We take security very seriously and we invested in a complex set of safeguards to protect your calendar credentials. Access controls and encryption keys are segregated such that no one person or machine has direct access to all the pieces necessary to access or utilize your credentials. Your data is protected against malicious attackers, whether external (who might have gained control over one of the machines) or part of our staff (on the development or operations teams). Multiple coordinated breaches or individuals working together are necessary to compromise the data.

We encrypt all calendar access credentials whether they are passwords or OAuth refresh tokens. Data is encrypted with a AES 256-bit key. At all times, whether in storage or when loaded in memory by the production machines, this AES key is itself encrypted with another RSA 4096-bit key (aka key wrapping). The only moment the AES key is in the clear (unwrapped) is inside the function call that performs the decryption.

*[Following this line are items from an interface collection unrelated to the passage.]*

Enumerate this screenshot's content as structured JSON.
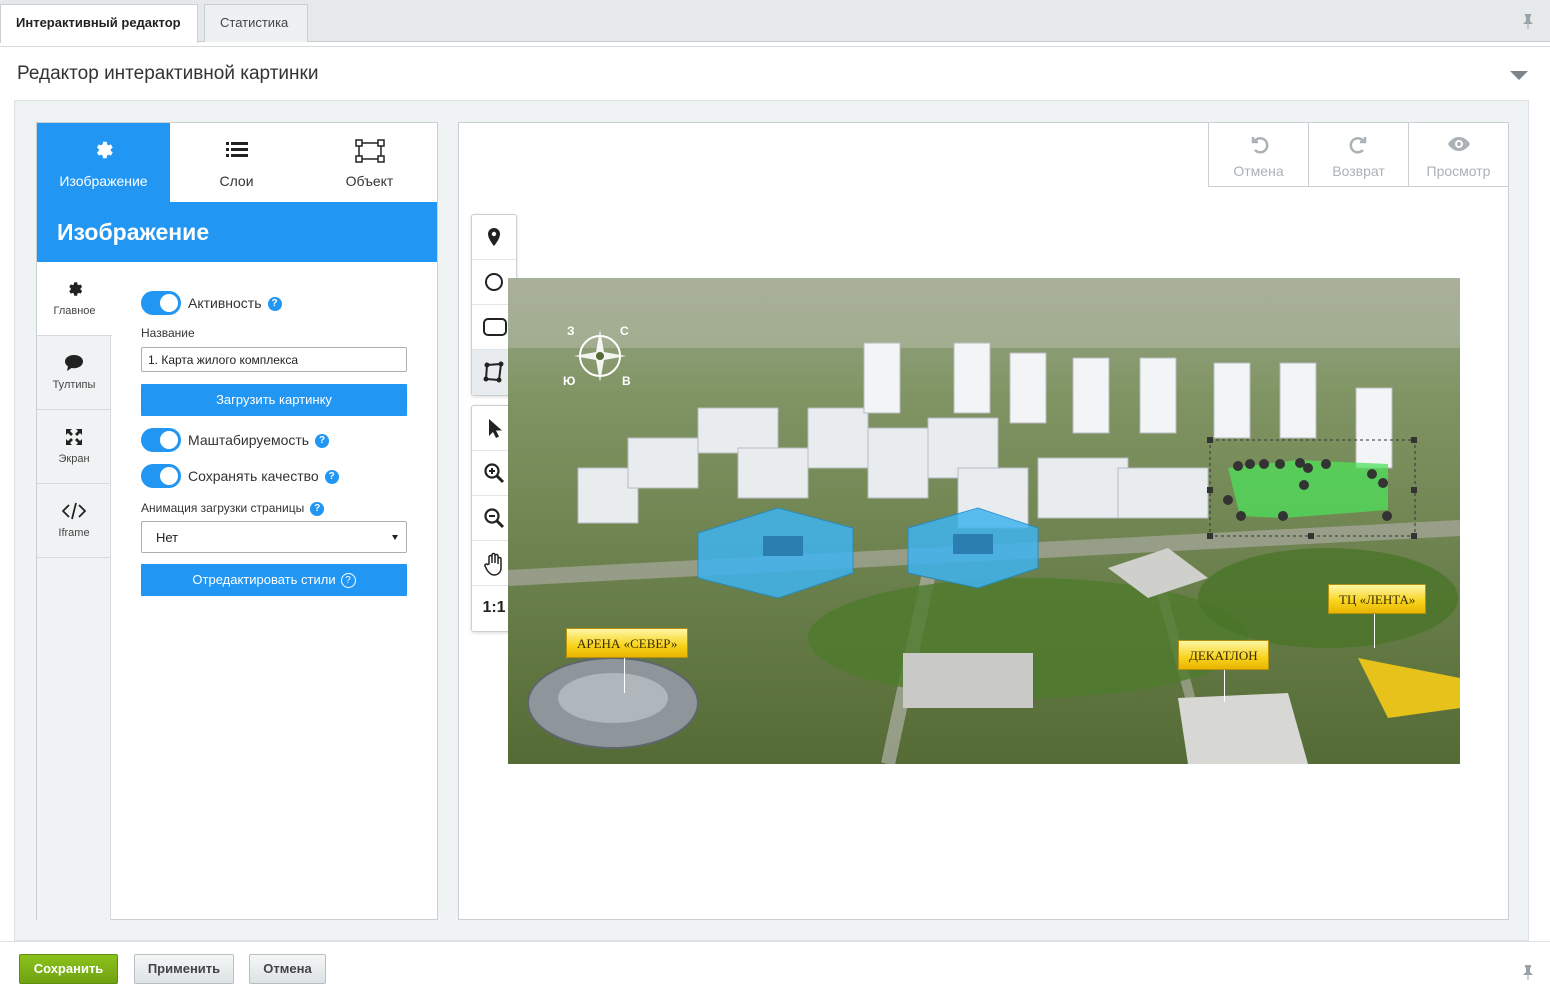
{
  "tabs": [
    {
      "label": "Интерактивный редактор",
      "active": true
    },
    {
      "label": "Статистика",
      "active": false
    }
  ],
  "panel": {
    "title": "Редактор интерактивной картинки"
  },
  "left_tabs": [
    {
      "label": "Изображение",
      "icon": "gear-icon",
      "active": true
    },
    {
      "label": "Слои",
      "icon": "layers-list-icon",
      "active": false
    },
    {
      "label": "Объект",
      "icon": "object-bounds-icon",
      "active": false
    }
  ],
  "section_header": "Изображение",
  "vertical_tabs": [
    {
      "label": "Главное",
      "icon": "gear-icon",
      "active": true
    },
    {
      "label": "Тултипы",
      "icon": "speech-bubble-icon",
      "active": false
    },
    {
      "label": "Экран",
      "icon": "fullscreen-arrows-icon",
      "active": false
    },
    {
      "label": "Iframe",
      "icon": "code-brackets-icon",
      "active": false
    }
  ],
  "form": {
    "active_label": "Активность",
    "name_label": "Название",
    "name_value": "1. Карта жилого комплекса",
    "upload_button": "Загрузить картинку",
    "scalable_label": "Маштабируемость",
    "quality_label": "Сохранять качество",
    "animation_label": "Анимация загрузки страницы",
    "animation_value": "Нет",
    "edit_styles_button": "Отредактировать стили",
    "help_glyph": "?"
  },
  "history": [
    {
      "label": "Отмена",
      "icon": "undo-icon"
    },
    {
      "label": "Возврат",
      "icon": "redo-icon"
    },
    {
      "label": "Просмотр",
      "icon": "eye-icon"
    }
  ],
  "tools": [
    {
      "name": "marker-tool",
      "icon": "map-pin-icon"
    },
    {
      "name": "circle-tool",
      "icon": "circle-icon"
    },
    {
      "name": "rect-tool",
      "icon": "rounded-rect-icon"
    },
    {
      "name": "polygon-tool",
      "icon": "polygon-icon",
      "active": true
    },
    {
      "name": "select-tool",
      "icon": "cursor-arrow-icon"
    },
    {
      "name": "zoom-in-tool",
      "icon": "zoom-in-icon"
    },
    {
      "name": "zoom-out-tool",
      "icon": "zoom-out-icon"
    },
    {
      "name": "pan-tool",
      "icon": "hand-icon"
    },
    {
      "name": "actual-size-tool",
      "label": "1:1"
    }
  ],
  "map": {
    "labels": [
      "АРЕНА «СЕВЕР»",
      "ДЕКАТЛОН",
      "ТЦ «ЛЕНТА»"
    ],
    "compass": {
      "n": "С",
      "w": "З",
      "s": "Ю",
      "e": "В"
    },
    "highlight_colors": {
      "blue": "#3fb4f0",
      "green": "#4ee05a"
    }
  },
  "footer": {
    "save": "Сохранить",
    "apply": "Применить",
    "cancel": "Отмена"
  },
  "colors": {
    "accent": "#2196f3",
    "save_green": "#7cb518"
  }
}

FreeBusy is built on Windows Azure cloud services. The wrapped AES key is stored in Azure Storage together with the rest of the user account details. The service runs on machines utilizing the latest Windows Server OS. The wrapping RSA key-pair is packaged as a X.509 certificate and stored in the local machine certificate store provided by the Windows Server OS. The key generation ceremony is local to the production machines and happened on the first deployment such that the wrapping RSA key-pair only exists in the certificate store of the production machines and nowhere else. Access to the RSA key-pair on the production machine is restricted to the application Windows OS service account.

Why this choice for keys and key wrapping?

  • We chose AES to encrypt the actual data because decrypting with symmetric keys (AES) is much faster than with asymmetric keys (RSA)
  • We chose to wrap the AES key with an RSA key (rather than another AES key) because in order to implement separation of duties we need to persist the keys in distinct stores with distinct access control mechanisms. Windows OS already has a store that can persist RSA key-pairs and uses distinct access controls (the certificate store). It's easier and more secure to use the OS' existing infrastructure.
  • We didn't want to have both keys loaded in memory at the same time in case the web server gets hacked from a zero-day vulnerability that enables it to access its memory directly (like Heartbleed). The OS certificate store provides a natural separation. The RSA private key is loaded into the web server process' memory only during decryption and it's securely flushed afterwards.

DevOps staff does not have access to the Windows OS service account and cannot read the RSA key-pair from the local certificate store. DevOps staff also does not have access to the Administrator account on the production machine. The password for the Administrator account is generated randomly at deployment time and then thrown away. If we have problems with a production machine that would necessitate Administrator access to fix, we throw it away and rebuild new one.

For your protection we do NOT backup the RSA or AES keys so as to not create further copies that would have to be secured. This is perhaps they only case known to us where not creating a backup leads to more protection. The only place where both the encryption and and storage access keys exist at rest is in the Azure Management Service and the CEO is the only person who has access to that account. If a catastrophic event were to happen the consequence of losing the keys is small: all users would have to reauthorize FreeBusy (for calendar providers who support OAuth) or re-enter their password. It's a small price to pay for the extra security.

Key Management for Enterprises

Companies who purchase FreeBusy for Enterprise get their own dedicated set of encryptions keys, created and managed using Azure Key Vault, rather than using the general, multi-tenant keys described above. The algorithm for protecting credentials remains the same, however dedicated keys are generated and stored in hardware security modules (HSMs) rather than in Azure Storage. Key operations are done inside the HSMs, which are certified FIPS 140-2 Level 2, allowing the enterprise to audit key usage.